WORK INSTRUCTION =
Using "accent" as the search string, find the matching lines below and copy them.

SOURCE INFORMATION =
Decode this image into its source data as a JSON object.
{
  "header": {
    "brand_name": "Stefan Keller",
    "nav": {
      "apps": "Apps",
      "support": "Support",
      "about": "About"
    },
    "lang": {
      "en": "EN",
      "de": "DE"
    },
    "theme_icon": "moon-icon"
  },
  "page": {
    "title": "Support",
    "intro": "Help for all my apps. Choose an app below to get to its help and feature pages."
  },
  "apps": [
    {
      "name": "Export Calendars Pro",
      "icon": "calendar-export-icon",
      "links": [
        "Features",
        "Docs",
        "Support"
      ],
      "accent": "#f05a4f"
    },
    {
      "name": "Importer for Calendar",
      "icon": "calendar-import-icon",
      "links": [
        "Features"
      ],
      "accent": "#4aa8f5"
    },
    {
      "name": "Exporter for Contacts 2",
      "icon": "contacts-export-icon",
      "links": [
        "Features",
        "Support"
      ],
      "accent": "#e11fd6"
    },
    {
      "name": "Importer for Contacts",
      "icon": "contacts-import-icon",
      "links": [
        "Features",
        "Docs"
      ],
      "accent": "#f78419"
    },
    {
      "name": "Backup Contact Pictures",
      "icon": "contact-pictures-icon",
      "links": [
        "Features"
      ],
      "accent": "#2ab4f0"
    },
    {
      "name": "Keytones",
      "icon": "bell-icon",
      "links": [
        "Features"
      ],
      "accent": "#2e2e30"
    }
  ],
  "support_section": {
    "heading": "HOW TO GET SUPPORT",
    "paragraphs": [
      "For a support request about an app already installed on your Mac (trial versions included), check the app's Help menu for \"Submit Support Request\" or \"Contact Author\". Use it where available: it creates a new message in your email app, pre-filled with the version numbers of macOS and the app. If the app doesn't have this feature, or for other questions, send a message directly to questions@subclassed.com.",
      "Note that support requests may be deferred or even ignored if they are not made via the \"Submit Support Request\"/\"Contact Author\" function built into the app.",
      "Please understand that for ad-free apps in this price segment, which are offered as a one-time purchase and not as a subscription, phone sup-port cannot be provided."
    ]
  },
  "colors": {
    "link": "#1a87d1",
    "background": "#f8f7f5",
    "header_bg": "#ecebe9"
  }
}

ANSWER TO THE EXERCISE =
      "accent": "#f05a4f"
      "accent": "#4aa8f5"
      "accent": "#e11fd6"
      "accent": "#f78419"
      "accent": "#2ab4f0"
      "accent": "#2e2e30"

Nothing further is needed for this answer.